▶ _Extracted data_

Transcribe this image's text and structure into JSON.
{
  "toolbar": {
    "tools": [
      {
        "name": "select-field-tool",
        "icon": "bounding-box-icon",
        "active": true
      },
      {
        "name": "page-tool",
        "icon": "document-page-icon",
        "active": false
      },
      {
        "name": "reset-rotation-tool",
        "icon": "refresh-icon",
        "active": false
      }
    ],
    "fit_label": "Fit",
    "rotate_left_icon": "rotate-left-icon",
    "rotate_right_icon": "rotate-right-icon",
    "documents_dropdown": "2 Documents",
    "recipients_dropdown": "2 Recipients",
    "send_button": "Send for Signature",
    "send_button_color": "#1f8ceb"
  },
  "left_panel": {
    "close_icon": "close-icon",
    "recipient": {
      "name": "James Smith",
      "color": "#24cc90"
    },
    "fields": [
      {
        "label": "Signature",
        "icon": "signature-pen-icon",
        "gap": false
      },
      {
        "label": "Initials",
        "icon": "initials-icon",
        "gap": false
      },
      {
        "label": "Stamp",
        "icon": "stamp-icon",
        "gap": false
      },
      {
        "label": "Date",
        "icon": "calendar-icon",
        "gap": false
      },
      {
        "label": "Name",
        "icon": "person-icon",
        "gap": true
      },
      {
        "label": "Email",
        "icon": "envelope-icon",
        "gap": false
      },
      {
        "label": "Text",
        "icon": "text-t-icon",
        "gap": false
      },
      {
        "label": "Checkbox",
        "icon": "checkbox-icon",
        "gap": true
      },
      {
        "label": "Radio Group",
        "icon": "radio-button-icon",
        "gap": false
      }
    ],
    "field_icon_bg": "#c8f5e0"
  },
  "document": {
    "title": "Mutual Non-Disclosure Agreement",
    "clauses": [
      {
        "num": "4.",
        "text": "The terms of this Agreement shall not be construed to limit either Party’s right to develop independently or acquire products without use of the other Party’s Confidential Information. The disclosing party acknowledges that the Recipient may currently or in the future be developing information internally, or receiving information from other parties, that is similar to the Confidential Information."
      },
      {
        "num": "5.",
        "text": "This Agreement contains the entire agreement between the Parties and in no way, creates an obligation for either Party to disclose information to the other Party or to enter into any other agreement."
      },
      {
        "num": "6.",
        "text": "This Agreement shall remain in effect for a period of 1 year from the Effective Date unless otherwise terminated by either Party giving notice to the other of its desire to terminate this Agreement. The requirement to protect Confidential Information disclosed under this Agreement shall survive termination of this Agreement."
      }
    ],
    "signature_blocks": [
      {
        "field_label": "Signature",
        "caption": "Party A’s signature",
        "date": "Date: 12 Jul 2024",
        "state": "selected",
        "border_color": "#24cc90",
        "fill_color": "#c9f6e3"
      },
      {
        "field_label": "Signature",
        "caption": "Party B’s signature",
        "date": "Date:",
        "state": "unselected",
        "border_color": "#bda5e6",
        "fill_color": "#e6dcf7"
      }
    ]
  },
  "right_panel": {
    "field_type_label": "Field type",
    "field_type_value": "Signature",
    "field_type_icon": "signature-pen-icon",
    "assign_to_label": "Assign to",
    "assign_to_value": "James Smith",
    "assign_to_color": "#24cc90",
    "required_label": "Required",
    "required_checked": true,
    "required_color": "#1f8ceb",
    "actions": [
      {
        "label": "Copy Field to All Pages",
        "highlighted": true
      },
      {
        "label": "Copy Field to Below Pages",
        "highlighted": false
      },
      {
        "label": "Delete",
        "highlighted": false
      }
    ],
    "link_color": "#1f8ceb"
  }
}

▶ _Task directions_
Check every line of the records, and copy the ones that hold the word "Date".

▶ _Solution for this exercise_
        "label": "Date",
        "text": "This Agreement shall remain in effect for a period of 1 year from the Effective Date unless otherwise terminated by either Party giving notice to the other of its desire to terminate this Agreement. The requirement to protect Confidential Information disclosed under this Agreement shall survive termination of this Agreement."
        "date": "Date: 12 Jul 2024",
        "date": "Date:",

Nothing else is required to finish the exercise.